The growth is surgically removed, biopsied and, if it’s determined to be a melanoma, the aggressiveness of the tumour is graded from one to three. More extensive surgery may be required to cure the disease or at least postpone recurrence by removing a larger volume of surrounding tissue. Radiographs will also be taken to check for signs of it spreading to the chest and abdomen. In a cat with an ocular melanoma, removing the eye is often curative and although this sounds dramatic, it is a fantastic option for the cat compared to its likely rapid death if surgery is not undertaken.
If full surgical removal isn’t achieved, a veterinary oncology specialist and radiation therapy can be used for further chances of a cure. Unfortunately, chemotherapy has been disappointing and malignant melanoma is felt to be resistant to the drugs available at the moment.
Squamous Cell Carcinoma
The squamous cell carcinoma is often one of the most heartbreaking tumours our pets can develop. Initially, the tumour is local and rapidly invasive and doesn’t spread to other parts of the body until late in its course. Potential surgical removal and cure is possible but only if the animal is presented for veterinary treatment early when the tumour is at a small size. Sadly, these tumours tend to arise in locations where surgery is challenging, for example, the nose, or where the tumour isn’t detectable until surgery is no longer possible.
Initially, these cancers present as a red ulceration or erosion of the skin surface, often not raised, usually sensitive, and prone to repeated episodes of bleeding or crusting. They can begin as tiny red patches, a few millimetres across, most commonly on the bridge of the nose or margins of the ears. Later they can become larger, swollen distortions of the surrounding tissue, in some cases eating away large sections of raw, inflamed tissue.
If you notice any new, small red erosions or scabs, especially on a white or unpigmented area of skin, get them checked. Because of their very slow internal spread via blood and lymphatics, these tumours offer a fantastic chance of complete surgical cure, but only if they are treated early enough.
Be very suspicious of any wounds or scratch-type lesions on your pet that don’t heal within a couple of weeks. A simple skin scraping can be done on any small suspect area to gather cells for microscopic examination, to accurately confirm or deny the presence of cancer or pre-cancerous cells.

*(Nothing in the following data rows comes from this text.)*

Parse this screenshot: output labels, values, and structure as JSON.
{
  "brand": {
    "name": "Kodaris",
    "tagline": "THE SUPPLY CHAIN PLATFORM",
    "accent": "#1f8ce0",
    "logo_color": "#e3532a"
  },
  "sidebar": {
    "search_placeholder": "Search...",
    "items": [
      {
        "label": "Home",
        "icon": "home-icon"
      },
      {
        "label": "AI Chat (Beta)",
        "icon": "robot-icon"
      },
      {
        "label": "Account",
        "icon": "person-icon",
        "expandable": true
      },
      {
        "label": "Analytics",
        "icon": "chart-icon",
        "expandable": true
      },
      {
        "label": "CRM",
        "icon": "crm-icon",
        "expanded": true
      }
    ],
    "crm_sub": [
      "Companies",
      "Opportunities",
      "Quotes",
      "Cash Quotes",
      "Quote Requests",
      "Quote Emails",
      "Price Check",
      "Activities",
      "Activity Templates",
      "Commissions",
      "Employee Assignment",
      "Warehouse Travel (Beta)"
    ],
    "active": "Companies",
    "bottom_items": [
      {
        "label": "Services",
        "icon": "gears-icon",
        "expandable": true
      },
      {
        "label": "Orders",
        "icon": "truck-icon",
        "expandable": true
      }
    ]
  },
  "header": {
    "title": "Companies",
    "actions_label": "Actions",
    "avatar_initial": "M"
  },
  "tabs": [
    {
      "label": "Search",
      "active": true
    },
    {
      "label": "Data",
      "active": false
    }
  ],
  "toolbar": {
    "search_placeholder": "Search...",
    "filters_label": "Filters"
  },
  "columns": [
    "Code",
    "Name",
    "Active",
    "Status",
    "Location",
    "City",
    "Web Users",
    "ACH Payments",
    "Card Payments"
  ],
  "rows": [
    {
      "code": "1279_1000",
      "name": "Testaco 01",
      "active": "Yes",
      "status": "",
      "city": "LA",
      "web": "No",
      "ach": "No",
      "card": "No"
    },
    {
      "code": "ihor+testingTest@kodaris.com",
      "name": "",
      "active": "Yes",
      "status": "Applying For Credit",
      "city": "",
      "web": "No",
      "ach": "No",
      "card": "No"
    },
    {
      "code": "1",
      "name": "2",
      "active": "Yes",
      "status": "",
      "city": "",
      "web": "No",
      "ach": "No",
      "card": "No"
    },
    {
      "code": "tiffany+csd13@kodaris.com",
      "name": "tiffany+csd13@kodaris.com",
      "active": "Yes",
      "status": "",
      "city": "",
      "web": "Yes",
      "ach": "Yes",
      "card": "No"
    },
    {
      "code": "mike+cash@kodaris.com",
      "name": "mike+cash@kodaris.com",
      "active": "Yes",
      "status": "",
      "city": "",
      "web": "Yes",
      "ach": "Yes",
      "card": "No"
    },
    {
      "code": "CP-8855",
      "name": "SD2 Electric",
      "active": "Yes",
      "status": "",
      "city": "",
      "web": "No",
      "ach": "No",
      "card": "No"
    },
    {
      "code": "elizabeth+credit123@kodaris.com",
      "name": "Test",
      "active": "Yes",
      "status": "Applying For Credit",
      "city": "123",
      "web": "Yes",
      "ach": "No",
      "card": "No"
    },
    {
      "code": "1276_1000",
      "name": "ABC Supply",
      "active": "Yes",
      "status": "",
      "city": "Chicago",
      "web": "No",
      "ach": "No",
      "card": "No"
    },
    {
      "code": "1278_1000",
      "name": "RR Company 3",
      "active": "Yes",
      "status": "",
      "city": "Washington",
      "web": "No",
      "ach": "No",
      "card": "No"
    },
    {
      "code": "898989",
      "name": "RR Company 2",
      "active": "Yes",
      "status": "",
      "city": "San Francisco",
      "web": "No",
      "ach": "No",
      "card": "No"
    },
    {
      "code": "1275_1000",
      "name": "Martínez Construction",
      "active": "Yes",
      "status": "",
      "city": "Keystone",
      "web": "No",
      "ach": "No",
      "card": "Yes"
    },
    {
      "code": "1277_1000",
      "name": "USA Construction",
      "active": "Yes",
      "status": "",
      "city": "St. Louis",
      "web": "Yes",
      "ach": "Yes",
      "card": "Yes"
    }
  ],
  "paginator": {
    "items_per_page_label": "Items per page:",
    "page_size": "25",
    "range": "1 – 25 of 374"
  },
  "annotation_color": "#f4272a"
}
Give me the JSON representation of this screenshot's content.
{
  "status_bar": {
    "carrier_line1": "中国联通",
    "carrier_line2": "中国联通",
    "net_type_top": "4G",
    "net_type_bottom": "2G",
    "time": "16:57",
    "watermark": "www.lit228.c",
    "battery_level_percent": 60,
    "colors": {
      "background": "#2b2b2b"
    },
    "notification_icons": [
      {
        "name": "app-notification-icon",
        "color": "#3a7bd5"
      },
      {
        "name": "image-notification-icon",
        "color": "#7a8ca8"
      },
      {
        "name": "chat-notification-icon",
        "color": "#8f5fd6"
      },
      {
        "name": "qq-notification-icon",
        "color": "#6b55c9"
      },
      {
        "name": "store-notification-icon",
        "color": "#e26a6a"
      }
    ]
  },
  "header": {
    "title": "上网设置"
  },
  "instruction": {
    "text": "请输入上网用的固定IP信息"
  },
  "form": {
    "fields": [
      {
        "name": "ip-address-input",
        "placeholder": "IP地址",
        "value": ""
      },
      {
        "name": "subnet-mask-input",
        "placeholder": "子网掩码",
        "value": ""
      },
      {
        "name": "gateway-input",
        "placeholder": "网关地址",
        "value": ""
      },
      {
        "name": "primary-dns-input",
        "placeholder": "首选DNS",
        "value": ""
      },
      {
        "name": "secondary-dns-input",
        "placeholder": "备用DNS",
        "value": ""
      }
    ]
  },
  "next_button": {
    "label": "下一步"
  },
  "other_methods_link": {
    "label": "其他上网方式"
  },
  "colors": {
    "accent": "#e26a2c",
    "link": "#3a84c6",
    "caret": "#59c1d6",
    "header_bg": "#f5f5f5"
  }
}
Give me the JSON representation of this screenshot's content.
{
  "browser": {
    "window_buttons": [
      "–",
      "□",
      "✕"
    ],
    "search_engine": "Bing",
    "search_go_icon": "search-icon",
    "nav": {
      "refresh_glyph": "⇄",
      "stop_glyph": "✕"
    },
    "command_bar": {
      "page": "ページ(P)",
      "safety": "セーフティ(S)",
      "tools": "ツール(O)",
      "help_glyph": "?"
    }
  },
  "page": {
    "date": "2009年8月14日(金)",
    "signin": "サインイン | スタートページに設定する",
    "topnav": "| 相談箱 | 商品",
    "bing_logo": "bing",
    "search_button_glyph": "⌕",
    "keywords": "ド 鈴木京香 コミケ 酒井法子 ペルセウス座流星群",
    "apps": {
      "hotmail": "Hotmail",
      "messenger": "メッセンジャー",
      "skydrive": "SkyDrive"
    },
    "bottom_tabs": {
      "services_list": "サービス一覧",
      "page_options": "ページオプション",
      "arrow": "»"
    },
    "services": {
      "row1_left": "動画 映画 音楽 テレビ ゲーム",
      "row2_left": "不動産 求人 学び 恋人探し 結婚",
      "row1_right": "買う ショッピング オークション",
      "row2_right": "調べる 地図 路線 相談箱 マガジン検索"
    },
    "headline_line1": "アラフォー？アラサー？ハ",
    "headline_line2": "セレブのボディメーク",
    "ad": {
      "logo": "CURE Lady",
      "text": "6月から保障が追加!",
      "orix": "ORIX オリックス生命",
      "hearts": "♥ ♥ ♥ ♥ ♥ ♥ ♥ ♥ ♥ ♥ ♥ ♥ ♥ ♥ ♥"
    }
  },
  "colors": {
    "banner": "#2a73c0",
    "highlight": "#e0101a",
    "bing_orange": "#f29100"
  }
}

Keep your pets out of the sun, especially in the middle of the day, and apply safe sunscreen daily during the summer. Check them over regularly and thoroughly for any skin lesions, and get veterinary help and advice if something pops up. As it is impossible for any vet to know what skin lesions may be by simply looking at them, request to have samples collected. These can be done painlessly, safely and simply – and can help you and your vet choose the right path for your pet’s future.
Hope for the future
An amazing vaccine has recently been developed in the United States for melanomas. An enzyme called tyrosinase has been found to be crucial to the melanocyte’s ability to produce pigment. By using human tyrosinase as a stimulator, the patient’s immune system can be tricked into attacking the melanoma cells. It is given in four doses at two-week intervals, with booster shots given every six months, doubling the life expectancy in some patients. However, the vaccine is exceptionally expensive and at present is only available in New Zealand through a single veterinary oncology specialist.
Source: Dr Alex Merose